AT&T has added a second location in its outdoor hotzone pilot program: Charlotte, NC's downtown is the second area to get an AT&T hotzone designed to offload network traffic from the company's 3G network and boost performance for customers. The first such hotzone was lit up in Times Square in Manhattan; a third zone is coming to Chicago soon.
The idea of a hotzone makes perfect sense for a firm that's getting criticism for being unable to meet the data needs of subscribers in some cities and neighborhoods. Wi-Fi cells can be quite small, and have much higher capacity than cell channels, while being enormously cheaper to run, partly because there's no opportunity cost related to expensive cellular spectrum licenses.
These AT&T hotzones differ from municipal Wi-Fi efforts started in 2005 and mostly abandoned by 2007. Municipal networks were typically designed to require private investment by firms to provide indoor and outdoor network coverage to 90–95 percent of a city.
AT&T hotzones will cover outdoor areas of high traffic, and work only for customers.
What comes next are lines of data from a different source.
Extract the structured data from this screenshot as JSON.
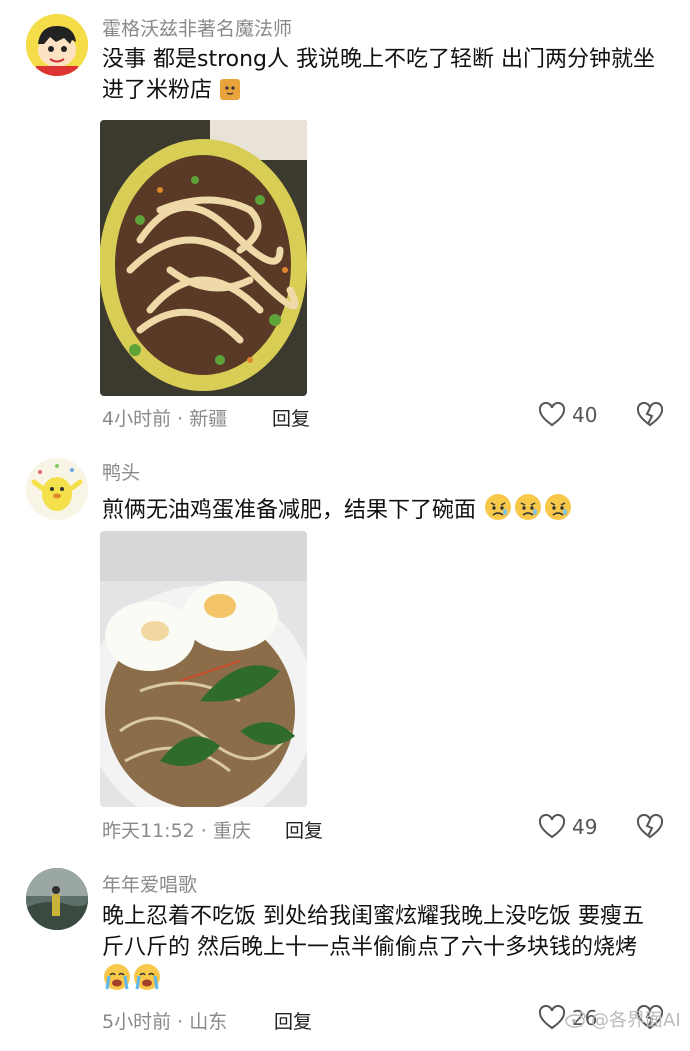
{
  "comments": [
    {
      "username": "霍格沃兹非著名魔法师",
      "text": "没事 都是strong人 我说晚上不吃了轻断 出门两分钟就坐进了米粉店",
      "meta": "4小时前 · 新疆",
      "reply_label": "回复",
      "likes": "40",
      "photo_icon": "rice-noodle-bowl-photo"
    },
    {
      "username": "鸭头",
      "text": "煎俩无油鸡蛋准备减肥，结果下了碗面",
      "meta": "昨天11:52 · 重庆",
      "reply_label": "回复",
      "likes": "49",
      "photo_icon": "egg-noodle-bowl-photo"
    },
    {
      "username": "年年爱唱歌",
      "text": "晚上忍着不吃饭 到处给我闺蜜炫耀我晚上没吃饭 要瘦五斤八斤的 然后晚上十一点半偷偷点了六十多块钱的烧烤",
      "meta": "5小时前 · 山东",
      "reply_label": "回复",
      "likes": "26"
    }
  ],
  "watermark": "@各界面AI"
}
There's no specific municipal benefit involved, and AT&T will control its deployments entirely.
It's a smart move. AT&T could likely spend less a tenth as much in high-traffic areas to add Wi-Fi as to beef up cellular. And there's only so much spectrum available, meaning that in many areas there may be no real way to enhance the 3G data side.
This is Wi-Fi as a 3G network heat sink.